In his interview, Holder reiterated his belief that a civilian trial would be the best legal option for Mohammed. "Trying the case in an article III court is best for the case and best for our overall fight against al-Qaeda," he said. "The decision ultimately will be driven by: How can we maximize our chances for success and bring justice to the people responsible for 9/11, and also to survivors?"
Holder reflected on his first year as the nation's top law enforcement official and the nature of his interaction with the White House on counterterrorism, his top priority.
"What I've tried to do is re
establish the department in the way that it has always been seen at its best, as an agency that is independent, given the unique responsibilities that it has," he said. "But to be truly effective in the national security sphere, you've got to involve partners outside this building. To make decisions the AG has to make, you have to involve the commander in chief and these other people. I'm part of the national security team in a way that I'm not involved in the environmental resources team, the civil rights team."
Support from allies on Capitol Hill may not translate into a venue that would welcome a trial of Mohammed and four other defendants, especially after New York's mayor, police commissioner and senior U.S. senator all but ruled out Holder's first choice: the courthouse in Manhattan.
White House officials said that negotiations with Congress are underway -- even suggesting that some sort of deal may be in the works, with the White House using the Mohammed trial as an opening to prod Congress to act on a range of detainee-related issues. "Our hope would be that we could use the increased attention to the issue on Capitol Hill to come up with a solution to this piece of a much bigger puzzle," one senior adviser said.
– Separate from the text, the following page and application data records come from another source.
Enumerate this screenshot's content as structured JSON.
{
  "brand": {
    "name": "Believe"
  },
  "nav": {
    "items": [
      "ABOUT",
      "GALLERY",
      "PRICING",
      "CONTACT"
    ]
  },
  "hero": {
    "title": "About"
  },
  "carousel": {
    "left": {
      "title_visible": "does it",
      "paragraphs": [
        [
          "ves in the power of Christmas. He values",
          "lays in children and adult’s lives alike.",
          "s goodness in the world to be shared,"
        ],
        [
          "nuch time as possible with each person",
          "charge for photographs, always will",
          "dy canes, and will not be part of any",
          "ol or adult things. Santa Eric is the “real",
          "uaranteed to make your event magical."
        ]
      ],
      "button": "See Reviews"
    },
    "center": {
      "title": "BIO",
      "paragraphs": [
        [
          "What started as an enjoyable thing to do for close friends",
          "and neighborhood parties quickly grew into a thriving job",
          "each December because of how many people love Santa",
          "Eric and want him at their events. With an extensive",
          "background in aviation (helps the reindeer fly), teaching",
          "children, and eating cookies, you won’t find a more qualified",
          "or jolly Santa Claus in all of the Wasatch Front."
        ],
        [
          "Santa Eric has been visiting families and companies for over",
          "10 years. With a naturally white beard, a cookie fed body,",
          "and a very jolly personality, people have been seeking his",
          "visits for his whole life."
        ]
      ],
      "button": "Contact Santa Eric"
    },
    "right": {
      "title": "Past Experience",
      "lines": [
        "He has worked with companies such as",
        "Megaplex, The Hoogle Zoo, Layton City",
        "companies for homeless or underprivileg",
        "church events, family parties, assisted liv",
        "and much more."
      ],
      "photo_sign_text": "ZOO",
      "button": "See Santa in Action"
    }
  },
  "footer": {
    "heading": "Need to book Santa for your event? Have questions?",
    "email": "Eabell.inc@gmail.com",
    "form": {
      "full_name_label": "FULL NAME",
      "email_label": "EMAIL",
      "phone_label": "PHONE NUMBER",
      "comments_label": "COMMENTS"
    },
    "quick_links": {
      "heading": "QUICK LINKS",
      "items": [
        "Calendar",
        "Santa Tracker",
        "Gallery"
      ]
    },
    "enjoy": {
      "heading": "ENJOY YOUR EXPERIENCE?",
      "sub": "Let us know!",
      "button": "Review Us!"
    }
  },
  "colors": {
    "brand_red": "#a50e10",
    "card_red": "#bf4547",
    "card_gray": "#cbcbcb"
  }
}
Administration officials said the decision will be made soon.
Obama gave little clue about how the administration will proceed when he was asked Sunday about the trial. But he made clear that, in a shift from last year, he is now part of the decision-making process, saying in a CBS interview that Manhattan was still an option. "I have not ruled it out," Obama said.
If the White House is unable to find a civilian court where the Mohammed trial can be held, and if the political pressure continues, the administration may be forced to shift to a military commission.
Officials in the states where a civilian trial could be held have voiced clear opposition to hosting one. Two of the likeliest states with ties to the terrorist attacks -- New Jersey and Virginia -- recently elected Republican governors. Two other potential states -- New York and Pennsylvania -- have key 2010 elections. One possible site is the town of Newburgh, N.Y. State officials have said they would fight that move.